Dataset rows for apps and sites:
┌──
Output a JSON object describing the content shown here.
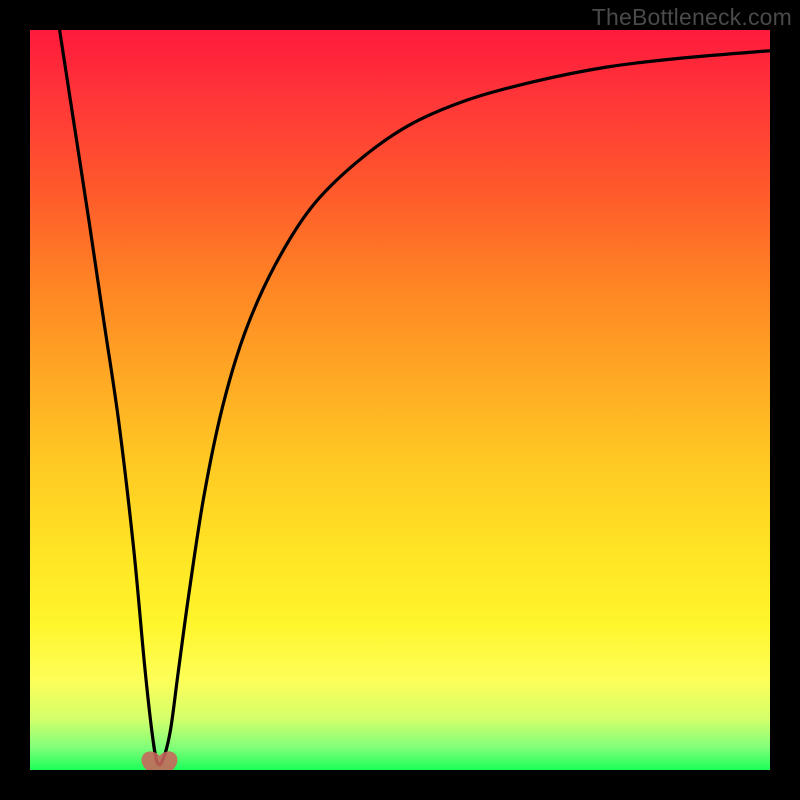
{
  "watermark": "TheBottleneck.com",
  "chart_data": {
    "type": "line",
    "title": "",
    "xlabel": "",
    "ylabel": "",
    "xlim": [
      0,
      1
    ],
    "ylim": [
      0,
      1
    ],
    "grid": false,
    "series": [
      {
        "name": "bottleneck-curve",
        "color": "#000000",
        "x": [
          0.04,
          0.06,
          0.08,
          0.1,
          0.12,
          0.14,
          0.155,
          0.165,
          0.172,
          0.18,
          0.19,
          0.2,
          0.215,
          0.235,
          0.26,
          0.29,
          0.33,
          0.38,
          0.44,
          0.51,
          0.59,
          0.68,
          0.78,
          0.88,
          1.0
        ],
        "y": [
          1.0,
          0.87,
          0.74,
          0.605,
          0.47,
          0.3,
          0.14,
          0.05,
          0.01,
          0.015,
          0.055,
          0.13,
          0.24,
          0.37,
          0.49,
          0.59,
          0.68,
          0.76,
          0.82,
          0.87,
          0.905,
          0.93,
          0.95,
          0.962,
          0.972
        ]
      }
    ],
    "markers": [
      {
        "name": "min-point-heart",
        "x": 0.175,
        "y": 0.012,
        "symbol": "heart",
        "color": "#c9655c"
      }
    ],
    "background": "gradient-red-green"
  }
}
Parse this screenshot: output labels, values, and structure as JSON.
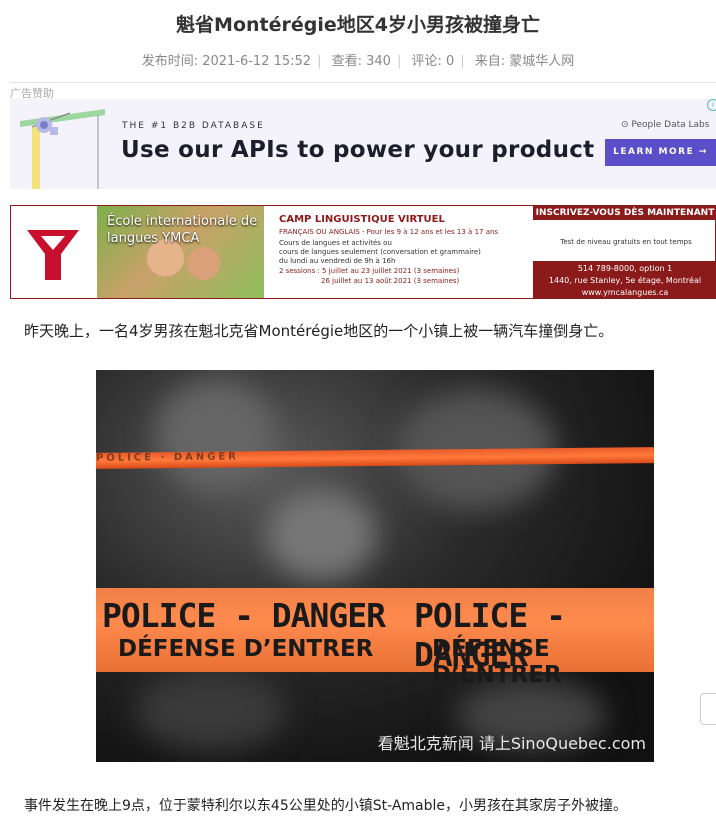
{
  "article": {
    "title": "魁省Montérégie地区4岁小男孩被撞身亡",
    "meta": {
      "published": "发布时间: 2021-6-12 15:52",
      "views": "查看: 340",
      "comments": "评论: 0",
      "source": "来自: 蒙城华人网"
    },
    "paragraph1": "昨天晚上，一名4岁男孩在魁北克省Montérégie地区的一个小镇上被一辆汽车撞倒身亡。",
    "paragraph2": "事件发生在晚上9点，位于蒙特利尔以东45公里处的小镇St-Amable，小男孩在其家房子外被撞。",
    "photo": {
      "tape_small": "POLICE · DANGER",
      "tape_line1": "POLICE - DANGER",
      "tape_line2": "DÉFENSE D’ENTRER",
      "watermark": "看魁北克新闻 请上SinoQuebec.com"
    }
  },
  "ads": {
    "label": "广告赞助",
    "ad1": {
      "tagline": "THE #1 B2B DATABASE",
      "headline": "Use our APIs to power your product",
      "brand": "People Data Labs",
      "cta": "LEARN MORE →",
      "info_icon": "i"
    },
    "ad2": {
      "ecole": "École internationale de langues YMCA",
      "camp_title": "CAMP LINGUISTIQUE VIRTUEL",
      "camp_sub": "FRANÇAIS OU ANGLAIS - Pour les 9 à 12 ans et les 13 à 17 ans",
      "line1": "Cours de langues et activités  ou",
      "line2": "cours de langues seulement (conversation et grammaire)",
      "line3": "du lundi au vendredi de 9h à 16h",
      "line4": "2 sessions : 5 juillet au 23 juillet 2021 (3 semaines)",
      "line5": "26 juillet au 13 août 2021 (3 semaines)",
      "inscrivez": "INSCRIVEZ-VOUS DÈS MAINTENANT",
      "test": "Test de niveau gratuits en tout temps",
      "phone": "514 789-8000, option 1",
      "address": "1440, rue Stanley, 5e étage, Montréal",
      "website": "www.ymcalangues.ca"
    }
  },
  "colors": {
    "ad1_button": "#5a4fc8",
    "ymca_red": "#8b1a1a",
    "tape_orange": "#ff7a3a"
  }
}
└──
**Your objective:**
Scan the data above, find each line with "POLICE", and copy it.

**Response area:**
      "tape_small": "POLICE · DANGER",
      "tape_line1": "POLICE - DANGER",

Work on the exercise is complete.